Yes, you are correct, this tree does show it as a sister branch. Then again, we need to add a lot more pygmies to the tree, ;)
Read the paper and you'll see there are several other characters that place D.meristocaulis among the pygmies (chromosome number, pollen, glands...). The only characters that differ are the lack of gemmae, sessile flowers, and geography.
Either way, D.meristocaulis is at least very closely related to pygmies - much more so than any other sundew.
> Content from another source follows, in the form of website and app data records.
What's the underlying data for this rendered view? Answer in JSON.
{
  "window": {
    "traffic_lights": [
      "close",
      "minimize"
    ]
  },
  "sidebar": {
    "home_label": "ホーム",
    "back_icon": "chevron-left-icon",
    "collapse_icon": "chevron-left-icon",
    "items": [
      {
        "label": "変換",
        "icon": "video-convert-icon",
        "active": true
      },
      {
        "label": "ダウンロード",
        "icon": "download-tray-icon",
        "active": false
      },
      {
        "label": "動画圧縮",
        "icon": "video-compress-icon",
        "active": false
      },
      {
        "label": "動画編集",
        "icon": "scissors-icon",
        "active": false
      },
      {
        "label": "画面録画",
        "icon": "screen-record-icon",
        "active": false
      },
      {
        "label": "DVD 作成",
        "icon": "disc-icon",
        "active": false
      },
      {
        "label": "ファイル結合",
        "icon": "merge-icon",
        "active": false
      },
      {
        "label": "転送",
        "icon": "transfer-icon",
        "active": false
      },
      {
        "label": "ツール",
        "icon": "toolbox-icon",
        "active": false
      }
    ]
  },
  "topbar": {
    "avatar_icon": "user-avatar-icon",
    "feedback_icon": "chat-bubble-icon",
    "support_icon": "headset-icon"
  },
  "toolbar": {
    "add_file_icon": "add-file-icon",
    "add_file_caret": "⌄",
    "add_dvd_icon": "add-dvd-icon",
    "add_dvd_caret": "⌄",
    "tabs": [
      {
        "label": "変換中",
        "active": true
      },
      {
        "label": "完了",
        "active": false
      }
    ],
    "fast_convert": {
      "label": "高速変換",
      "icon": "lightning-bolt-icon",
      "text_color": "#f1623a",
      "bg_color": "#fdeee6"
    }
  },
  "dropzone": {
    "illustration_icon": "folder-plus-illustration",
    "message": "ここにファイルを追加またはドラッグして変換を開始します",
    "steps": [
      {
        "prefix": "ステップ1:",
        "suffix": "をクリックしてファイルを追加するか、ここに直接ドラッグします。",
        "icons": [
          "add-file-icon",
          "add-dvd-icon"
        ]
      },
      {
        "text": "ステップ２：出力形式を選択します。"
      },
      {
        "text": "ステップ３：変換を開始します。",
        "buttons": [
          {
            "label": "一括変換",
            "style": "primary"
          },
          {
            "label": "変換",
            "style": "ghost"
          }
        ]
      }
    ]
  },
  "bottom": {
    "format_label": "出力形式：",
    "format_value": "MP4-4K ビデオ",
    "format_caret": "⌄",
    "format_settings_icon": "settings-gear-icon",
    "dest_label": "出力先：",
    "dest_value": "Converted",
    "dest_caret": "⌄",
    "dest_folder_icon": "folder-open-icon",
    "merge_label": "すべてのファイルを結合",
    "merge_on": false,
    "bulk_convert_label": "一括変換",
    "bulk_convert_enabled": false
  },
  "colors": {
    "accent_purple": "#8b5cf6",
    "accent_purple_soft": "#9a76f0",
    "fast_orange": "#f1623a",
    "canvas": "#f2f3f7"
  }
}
And *that* is the truly amazing thing about this species, considering where it grows.